** PROBLEM DETAILS **
Would you please restate the data exactly as it stands, apart from the pictures?
━━ MATERIAL PROVIDED ━━
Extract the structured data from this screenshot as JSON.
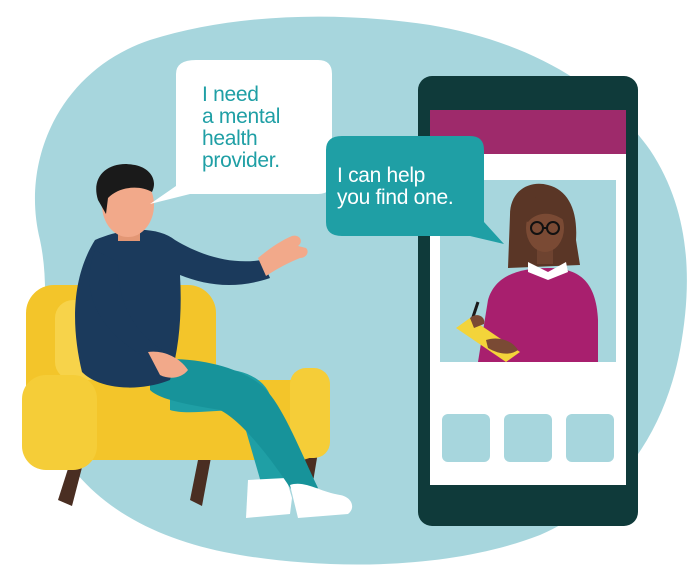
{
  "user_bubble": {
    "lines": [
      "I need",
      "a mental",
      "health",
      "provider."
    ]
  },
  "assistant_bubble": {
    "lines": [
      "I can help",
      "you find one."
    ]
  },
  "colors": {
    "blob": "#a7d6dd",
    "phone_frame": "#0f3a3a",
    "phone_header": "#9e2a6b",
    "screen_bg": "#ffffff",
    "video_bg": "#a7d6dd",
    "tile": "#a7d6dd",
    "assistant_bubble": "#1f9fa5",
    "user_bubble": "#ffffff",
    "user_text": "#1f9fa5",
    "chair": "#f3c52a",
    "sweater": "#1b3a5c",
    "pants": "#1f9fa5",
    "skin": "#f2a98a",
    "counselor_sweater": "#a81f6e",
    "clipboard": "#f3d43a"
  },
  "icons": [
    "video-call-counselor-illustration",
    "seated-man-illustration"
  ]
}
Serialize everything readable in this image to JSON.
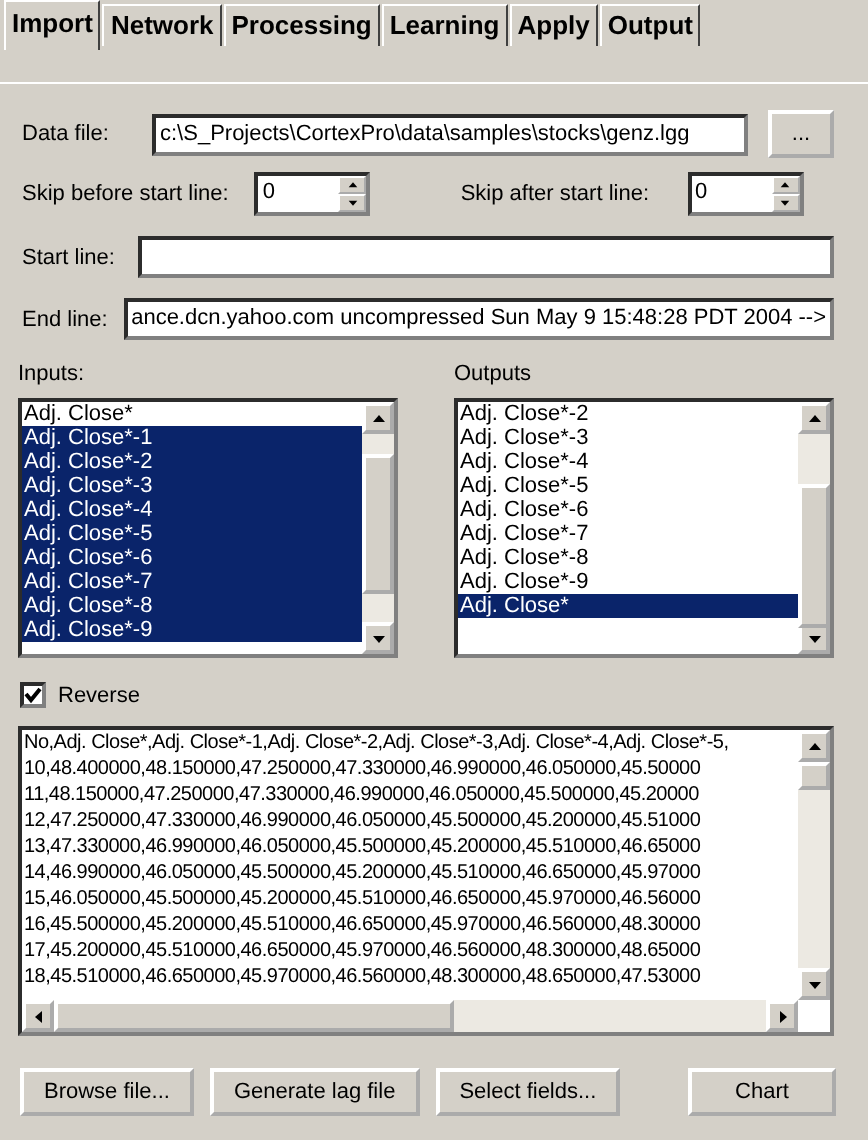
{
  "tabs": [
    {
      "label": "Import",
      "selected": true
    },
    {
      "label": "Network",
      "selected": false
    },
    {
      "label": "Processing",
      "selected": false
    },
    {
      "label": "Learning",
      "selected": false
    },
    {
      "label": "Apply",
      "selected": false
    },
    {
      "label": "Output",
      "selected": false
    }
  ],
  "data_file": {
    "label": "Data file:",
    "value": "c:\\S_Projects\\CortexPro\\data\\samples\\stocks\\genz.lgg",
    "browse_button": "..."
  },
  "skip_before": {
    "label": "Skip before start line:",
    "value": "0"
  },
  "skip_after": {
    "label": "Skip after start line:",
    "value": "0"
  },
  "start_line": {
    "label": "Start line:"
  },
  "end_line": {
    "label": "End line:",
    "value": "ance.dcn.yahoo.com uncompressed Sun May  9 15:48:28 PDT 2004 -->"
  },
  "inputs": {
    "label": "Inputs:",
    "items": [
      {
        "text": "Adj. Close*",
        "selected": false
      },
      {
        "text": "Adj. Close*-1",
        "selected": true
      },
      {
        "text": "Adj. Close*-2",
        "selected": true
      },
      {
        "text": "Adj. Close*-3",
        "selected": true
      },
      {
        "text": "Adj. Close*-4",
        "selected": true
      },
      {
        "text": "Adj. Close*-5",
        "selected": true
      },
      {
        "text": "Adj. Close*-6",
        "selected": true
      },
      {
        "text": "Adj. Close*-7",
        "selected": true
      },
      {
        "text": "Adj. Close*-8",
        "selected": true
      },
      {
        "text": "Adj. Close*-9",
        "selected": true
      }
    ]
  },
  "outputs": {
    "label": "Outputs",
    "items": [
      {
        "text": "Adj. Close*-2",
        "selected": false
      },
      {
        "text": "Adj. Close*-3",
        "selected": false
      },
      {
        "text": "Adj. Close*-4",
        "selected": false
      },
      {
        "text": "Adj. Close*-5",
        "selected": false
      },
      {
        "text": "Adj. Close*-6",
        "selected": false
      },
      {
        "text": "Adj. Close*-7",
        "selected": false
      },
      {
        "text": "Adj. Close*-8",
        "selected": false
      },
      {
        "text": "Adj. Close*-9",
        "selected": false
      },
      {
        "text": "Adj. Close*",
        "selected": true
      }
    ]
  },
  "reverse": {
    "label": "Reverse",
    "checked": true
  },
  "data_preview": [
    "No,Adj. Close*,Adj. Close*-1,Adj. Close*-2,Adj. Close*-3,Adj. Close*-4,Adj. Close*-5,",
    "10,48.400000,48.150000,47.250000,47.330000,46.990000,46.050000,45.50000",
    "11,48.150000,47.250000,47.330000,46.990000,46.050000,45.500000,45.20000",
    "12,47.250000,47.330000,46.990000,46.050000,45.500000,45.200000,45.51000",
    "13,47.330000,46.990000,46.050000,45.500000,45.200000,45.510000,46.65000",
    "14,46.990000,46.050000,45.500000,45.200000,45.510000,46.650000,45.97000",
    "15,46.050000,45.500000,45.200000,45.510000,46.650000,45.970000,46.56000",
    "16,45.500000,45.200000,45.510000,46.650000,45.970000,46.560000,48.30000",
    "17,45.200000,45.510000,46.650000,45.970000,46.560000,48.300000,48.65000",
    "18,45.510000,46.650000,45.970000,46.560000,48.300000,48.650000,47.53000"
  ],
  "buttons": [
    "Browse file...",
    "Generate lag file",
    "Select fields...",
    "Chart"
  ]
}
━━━
** OUTPUT OF THE EXERCISE **
Extract the structured data from this screenshot as JSON.
{
  "user_bubble": {
    "lines": [
      "I need",
      "a mental",
      "health",
      "provider."
    ]
  },
  "assistant_bubble": {
    "lines": [
      "I can help",
      "you find one."
    ]
  },
  "colors": {
    "blob": "#a7d6dd",
    "phone_frame": "#0f3a3a",
    "phone_header": "#9e2a6b",
    "screen_bg": "#ffffff",
    "video_bg": "#a7d6dd",
    "tile": "#a7d6dd",
    "assistant_bubble": "#1f9fa5",
    "user_bubble": "#ffffff",
    "user_text": "#1f9fa5",
    "chair": "#f3c52a",
    "sweater": "#1b3a5c",
    "pants": "#1f9fa5",
    "skin": "#f2a98a",
    "counselor_sweater": "#a81f6e",
    "clipboard": "#f3d43a"
  },
  "icons": [
    "video-call-counselor-illustration",
    "seated-man-illustration"
  ]
}
Serialize everything readable in this image to JSON.
{
  "tabs": [
    {
      "label": "Import",
      "selected": true
    },
    {
      "label": "Network",
      "selected": false
    },
    {
      "label": "Processing",
      "selected": false
    },
    {
      "label": "Learning",
      "selected": false
    },
    {
      "label": "Apply",
      "selected": false
    },
    {
      "label": "Output",
      "selected": false
    }
  ],
  "data_file": {
    "label": "Data file:",
    "value": "c:\\S_Projects\\CortexPro\\data\\samples\\stocks\\genz.lgg",
    "browse_button": "..."
  },
  "skip_before": {
    "label": "Skip before start line:",
    "value": "0"
  },
  "skip_after": {
    "label": "Skip after start line:",
    "value": "0"
  },
  "start_line": {
    "label": "Start line:"
  },
  "end_line": {
    "label": "End line:",
    "value": "ance.dcn.yahoo.com uncompressed Sun May  9 15:48:28 PDT 2004 -->"
  },
  "inputs": {
    "label": "Inputs:",
    "items": [
      {
        "text": "Adj. Close*",
        "selected": false
      },
      {
        "text": "Adj. Close*-1",
        "selected": true
      },
      {
        "text": "Adj. Close*-2",
        "selected": true
      },
      {
        "text": "Adj. Close*-3",
        "selected": true
      },
      {
        "text": "Adj. Close*-4",
        "selected": true
      },
      {
        "text": "Adj. Close*-5",
        "selected": true
      },
      {
        "text": "Adj. Close*-6",
        "selected": true
      },
      {
        "text": "Adj. Close*-7",
        "selected": true
      },
      {
        "text": "Adj. Close*-8",
        "selected": true
      },
      {
        "text": "Adj. Close*-9",
        "selected": true
      }
    ]
  },
  "outputs": {
    "label": "Outputs",
    "items": [
      {
        "text": "Adj. Close*-2",
        "selected": false
      },
      {
        "text": "Adj. Close*-3",
        "selected": false
      },
      {
        "text": "Adj. Close*-4",
        "selected": false
      },
      {
        "text": "Adj. Close*-5",
        "selected": false
      },
      {
        "text": "Adj. Close*-6",
        "selected": false
      },
      {
        "text": "Adj. Close*-7",
        "selected": false
      },
      {
        "text": "Adj. Close*-8",
        "selected": false
      },
      {
        "text": "Adj. Close*-9",
        "selected": false
      },
      {
        "text": "Adj. Close*",
        "selected": true
      }
    ]
  },
  "reverse": {
    "label": "Reverse",
    "checked": true
  },
  "data_preview": [
    "No,Adj. Close*,Adj. Close*-1,Adj. Close*-2,Adj. Close*-3,Adj. Close*-4,Adj. Close*-5,",
    "10,48.400000,48.150000,47.250000,47.330000,46.990000,46.050000,45.50000",
    "11,48.150000,47.250000,47.330000,46.990000,46.050000,45.500000,45.20000",
    "12,47.250000,47.330000,46.990000,46.050000,45.500000,45.200000,45.51000",
    "13,47.330000,46.990000,46.050000,45.500000,45.200000,45.510000,46.65000",
    "14,46.990000,46.050000,45.500000,45.200000,45.510000,46.650000,45.97000",
    "15,46.050000,45.500000,45.200000,45.510000,46.650000,45.970000,46.56000",
    "16,45.500000,45.200000,45.510000,46.650000,45.970000,46.560000,48.30000",
    "17,45.200000,45.510000,46.650000,45.970000,46.560000,48.300000,48.65000",
    "18,45.510000,46.650000,45.970000,46.560000,48.300000,48.650000,47.53000"
  ],
  "buttons": [
    "Browse file...",
    "Generate lag file",
    "Select fields...",
    "Chart"
  ]
}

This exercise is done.